- **RECORDS SUPPLIED**:

####

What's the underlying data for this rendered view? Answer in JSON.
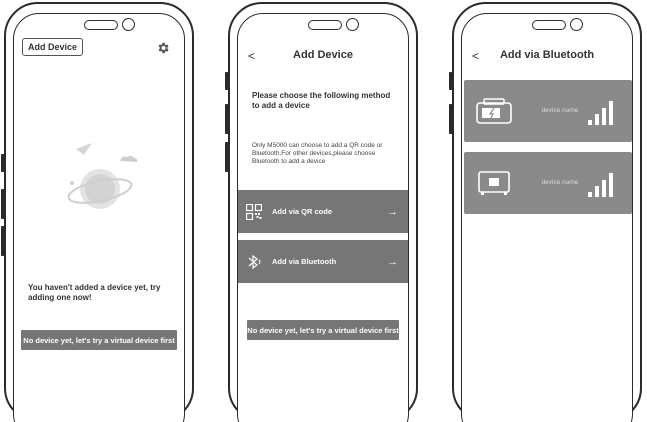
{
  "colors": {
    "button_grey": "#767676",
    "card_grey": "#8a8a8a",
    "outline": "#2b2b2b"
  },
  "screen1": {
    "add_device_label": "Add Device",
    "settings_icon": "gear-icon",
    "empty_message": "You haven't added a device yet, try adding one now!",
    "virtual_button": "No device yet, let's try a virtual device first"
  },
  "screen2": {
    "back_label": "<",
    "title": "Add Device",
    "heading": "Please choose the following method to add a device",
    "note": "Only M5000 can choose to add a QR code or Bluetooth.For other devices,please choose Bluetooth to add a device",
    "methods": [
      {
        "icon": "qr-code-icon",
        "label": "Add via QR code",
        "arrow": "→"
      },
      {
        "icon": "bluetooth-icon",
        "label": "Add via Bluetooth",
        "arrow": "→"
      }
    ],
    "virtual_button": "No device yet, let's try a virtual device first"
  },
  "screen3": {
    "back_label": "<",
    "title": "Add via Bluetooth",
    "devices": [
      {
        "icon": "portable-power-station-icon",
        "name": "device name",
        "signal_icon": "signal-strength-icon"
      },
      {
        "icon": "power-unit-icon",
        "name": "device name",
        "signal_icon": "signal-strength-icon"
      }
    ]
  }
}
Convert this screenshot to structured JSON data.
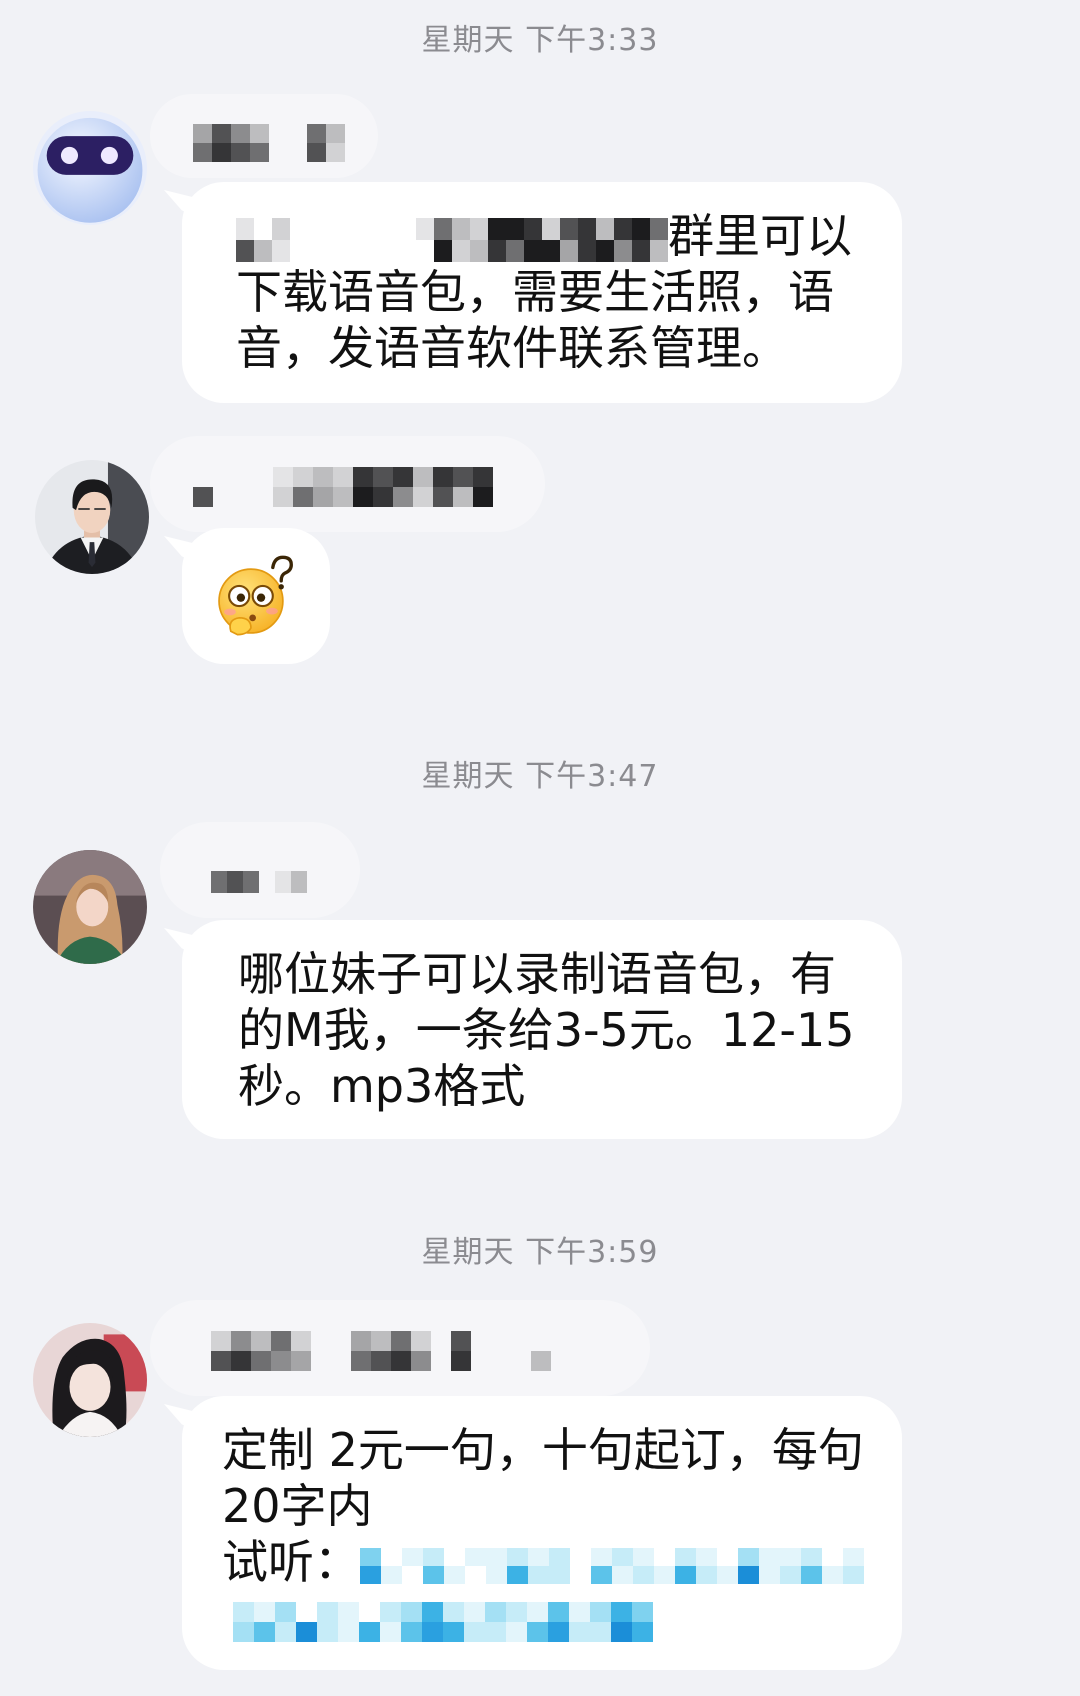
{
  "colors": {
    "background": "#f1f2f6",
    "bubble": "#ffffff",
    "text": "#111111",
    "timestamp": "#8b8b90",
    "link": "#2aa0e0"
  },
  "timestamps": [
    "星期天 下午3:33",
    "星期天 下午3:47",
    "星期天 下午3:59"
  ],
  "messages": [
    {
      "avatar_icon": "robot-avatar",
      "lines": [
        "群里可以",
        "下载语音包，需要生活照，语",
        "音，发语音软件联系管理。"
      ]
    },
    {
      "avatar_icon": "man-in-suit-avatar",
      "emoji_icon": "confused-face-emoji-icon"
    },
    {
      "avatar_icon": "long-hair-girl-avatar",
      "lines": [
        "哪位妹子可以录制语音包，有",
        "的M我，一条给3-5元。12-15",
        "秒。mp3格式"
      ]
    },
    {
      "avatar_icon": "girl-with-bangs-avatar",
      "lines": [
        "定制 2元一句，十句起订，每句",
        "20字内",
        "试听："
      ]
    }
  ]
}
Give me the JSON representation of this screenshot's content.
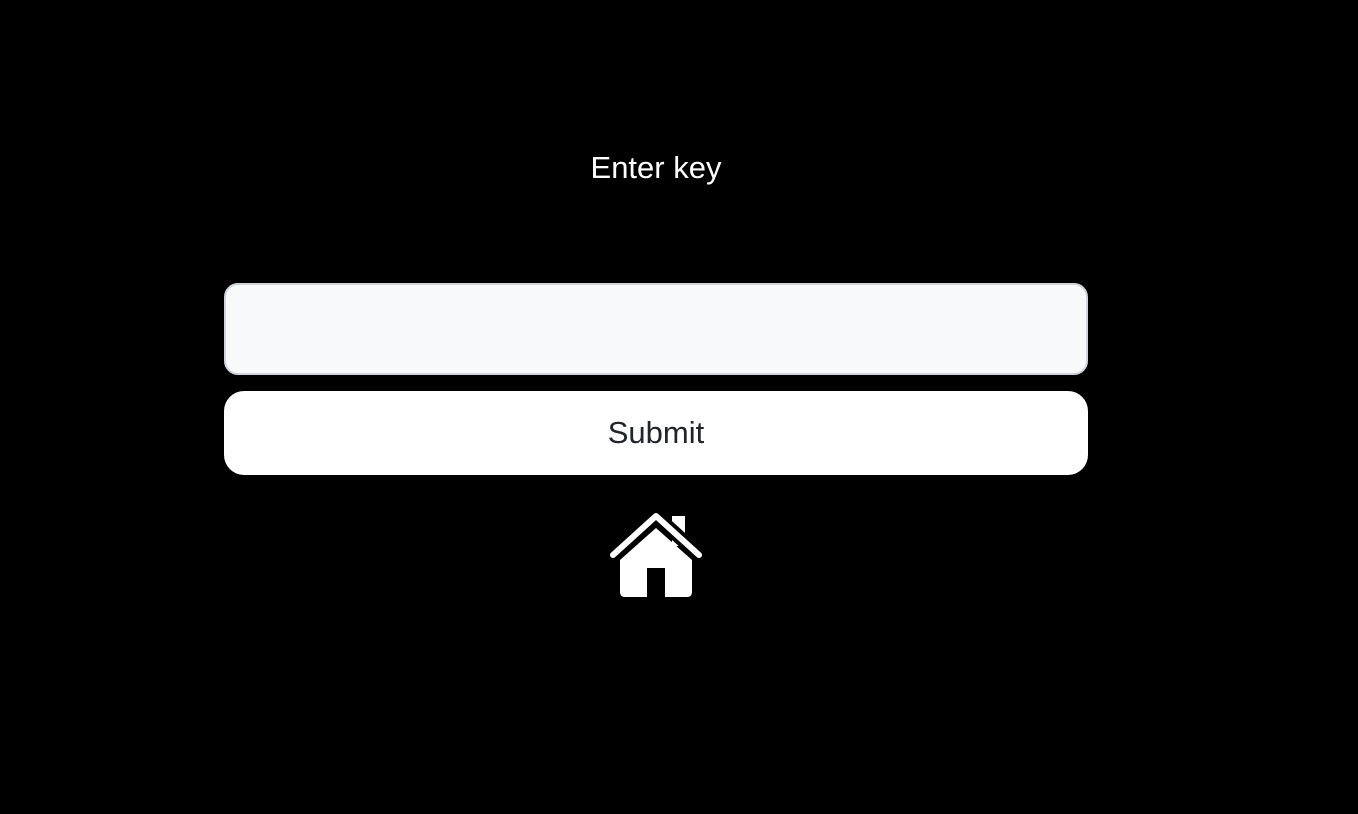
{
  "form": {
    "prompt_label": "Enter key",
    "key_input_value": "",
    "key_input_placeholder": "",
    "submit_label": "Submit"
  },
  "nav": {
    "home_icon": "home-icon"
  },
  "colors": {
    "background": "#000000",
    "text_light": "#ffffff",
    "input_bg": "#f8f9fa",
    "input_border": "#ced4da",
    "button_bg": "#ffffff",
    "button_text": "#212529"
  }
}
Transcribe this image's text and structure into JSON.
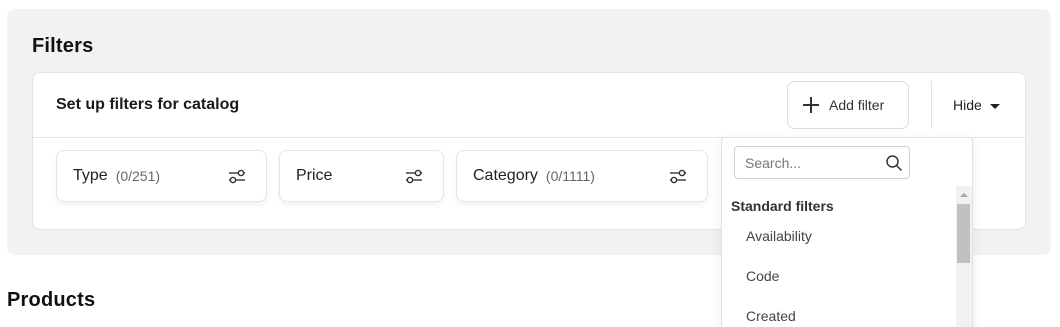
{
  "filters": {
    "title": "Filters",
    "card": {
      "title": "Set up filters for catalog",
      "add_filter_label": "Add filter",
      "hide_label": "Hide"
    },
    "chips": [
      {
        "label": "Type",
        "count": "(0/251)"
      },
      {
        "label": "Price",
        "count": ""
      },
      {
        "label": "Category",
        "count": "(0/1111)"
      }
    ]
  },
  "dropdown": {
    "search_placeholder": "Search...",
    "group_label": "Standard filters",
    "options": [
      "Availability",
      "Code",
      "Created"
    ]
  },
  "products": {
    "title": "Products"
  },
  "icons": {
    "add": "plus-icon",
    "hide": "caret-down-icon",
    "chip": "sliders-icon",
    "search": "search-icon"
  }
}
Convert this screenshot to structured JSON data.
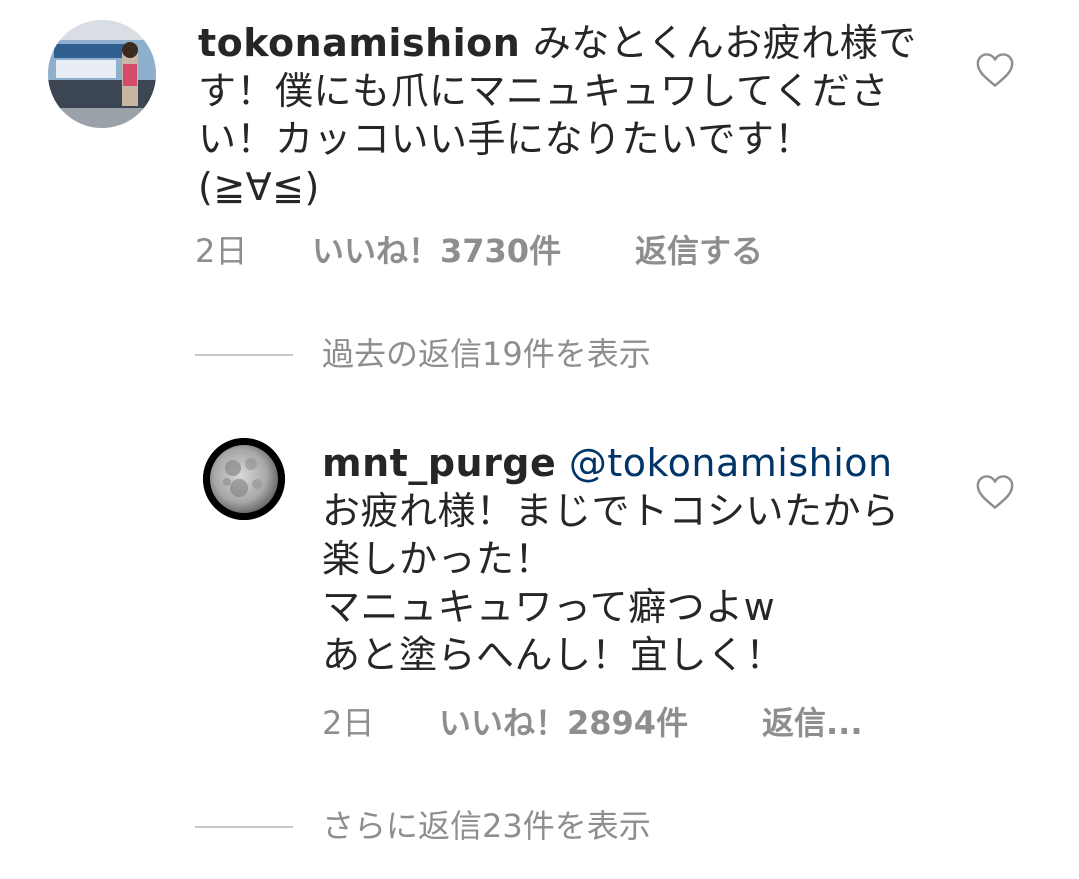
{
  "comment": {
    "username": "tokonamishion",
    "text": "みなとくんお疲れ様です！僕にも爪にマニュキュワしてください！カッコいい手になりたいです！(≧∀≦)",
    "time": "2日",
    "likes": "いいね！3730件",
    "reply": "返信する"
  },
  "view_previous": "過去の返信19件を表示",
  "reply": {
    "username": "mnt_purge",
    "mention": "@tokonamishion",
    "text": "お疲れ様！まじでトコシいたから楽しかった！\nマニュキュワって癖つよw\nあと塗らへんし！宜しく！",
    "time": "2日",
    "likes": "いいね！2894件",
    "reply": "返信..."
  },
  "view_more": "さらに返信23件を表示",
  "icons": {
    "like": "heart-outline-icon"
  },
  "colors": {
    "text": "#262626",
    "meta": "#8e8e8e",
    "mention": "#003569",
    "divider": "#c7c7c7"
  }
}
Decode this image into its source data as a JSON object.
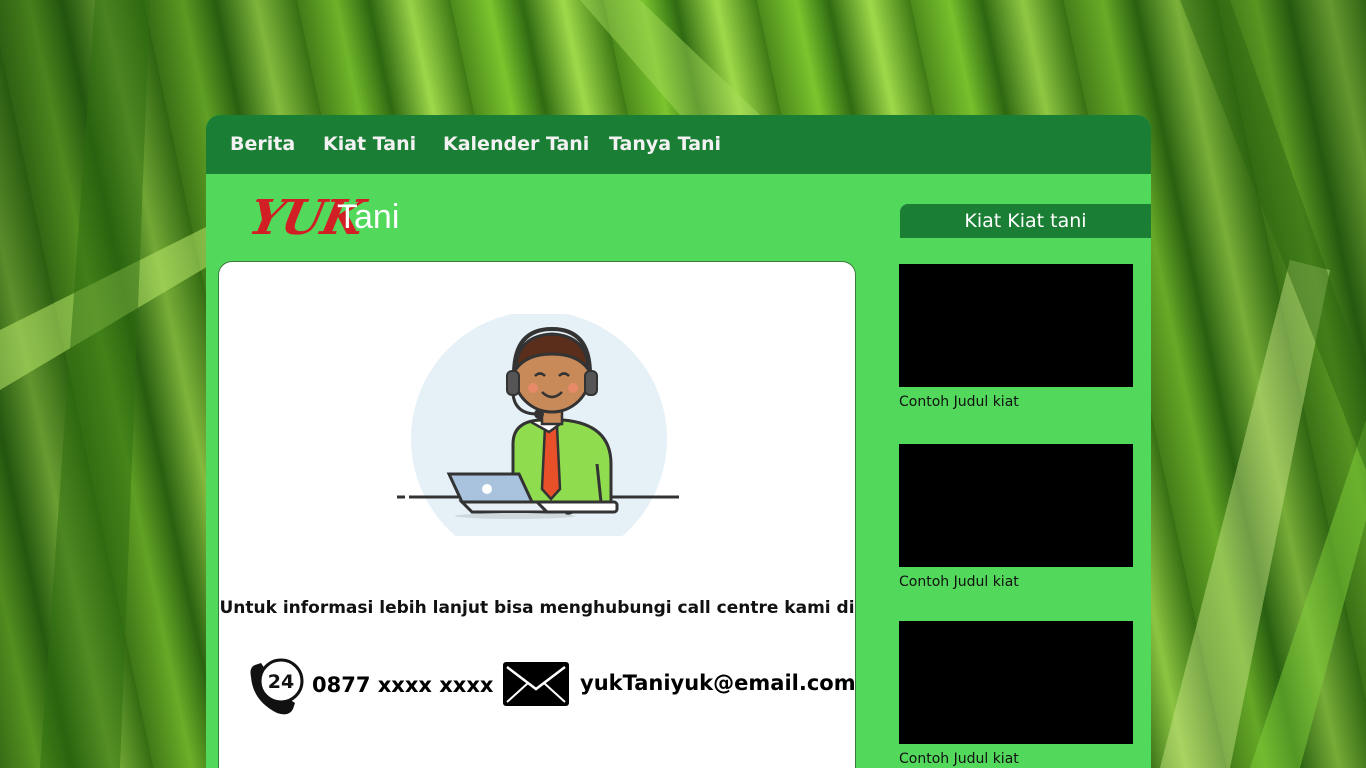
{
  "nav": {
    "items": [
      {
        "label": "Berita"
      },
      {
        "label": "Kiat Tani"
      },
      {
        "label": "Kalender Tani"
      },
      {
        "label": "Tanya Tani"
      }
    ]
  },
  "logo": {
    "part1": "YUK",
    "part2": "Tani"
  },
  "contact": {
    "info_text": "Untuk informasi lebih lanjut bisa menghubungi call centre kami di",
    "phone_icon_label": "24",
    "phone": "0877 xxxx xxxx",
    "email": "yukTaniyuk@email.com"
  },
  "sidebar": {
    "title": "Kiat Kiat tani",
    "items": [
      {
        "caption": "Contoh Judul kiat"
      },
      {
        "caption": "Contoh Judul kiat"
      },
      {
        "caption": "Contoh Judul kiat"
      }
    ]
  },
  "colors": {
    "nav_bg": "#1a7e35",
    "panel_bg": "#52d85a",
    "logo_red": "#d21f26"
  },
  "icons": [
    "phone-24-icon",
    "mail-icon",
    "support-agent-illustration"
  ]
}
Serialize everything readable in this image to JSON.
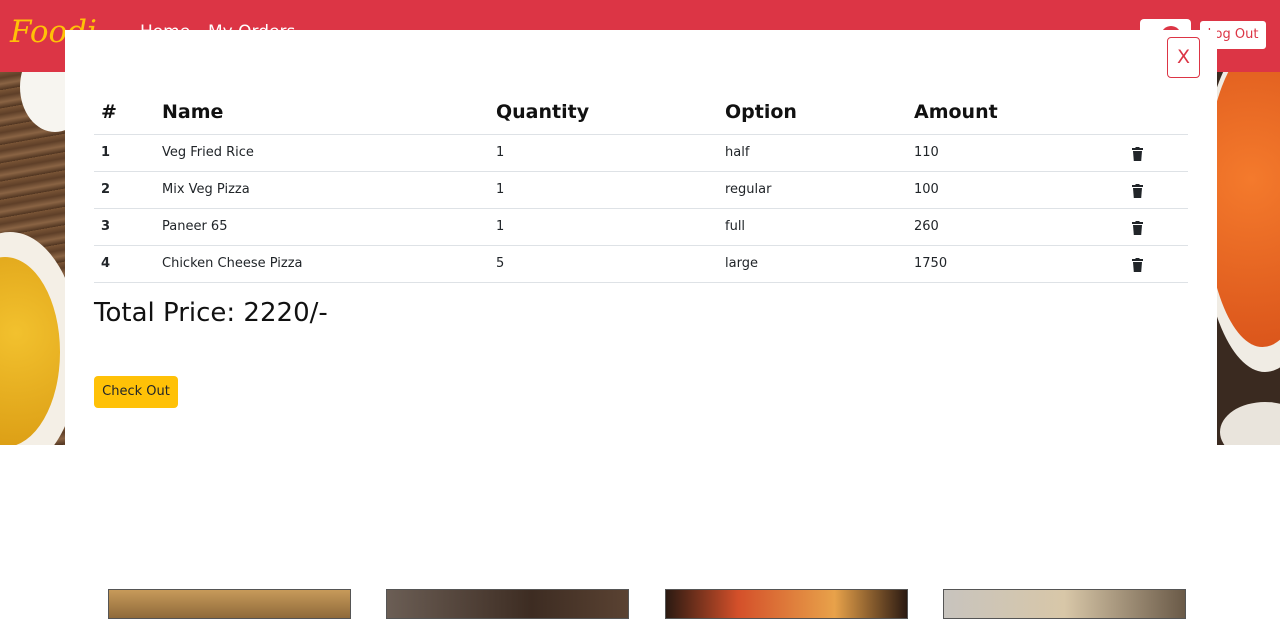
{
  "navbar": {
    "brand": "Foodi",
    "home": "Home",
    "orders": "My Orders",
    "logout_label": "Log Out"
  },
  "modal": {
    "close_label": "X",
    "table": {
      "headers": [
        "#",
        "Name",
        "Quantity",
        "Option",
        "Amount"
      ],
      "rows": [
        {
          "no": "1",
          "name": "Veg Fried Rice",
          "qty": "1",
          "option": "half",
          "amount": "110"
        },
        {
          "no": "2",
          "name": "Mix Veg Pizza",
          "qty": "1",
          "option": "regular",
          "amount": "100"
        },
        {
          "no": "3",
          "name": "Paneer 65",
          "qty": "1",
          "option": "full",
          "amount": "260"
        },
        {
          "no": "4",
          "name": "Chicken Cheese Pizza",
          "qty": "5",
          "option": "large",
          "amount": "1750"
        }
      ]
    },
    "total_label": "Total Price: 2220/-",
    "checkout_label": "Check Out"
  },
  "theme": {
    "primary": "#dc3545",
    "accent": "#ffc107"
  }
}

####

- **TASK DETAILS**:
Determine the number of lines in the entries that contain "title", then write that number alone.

- **RESULT**:
6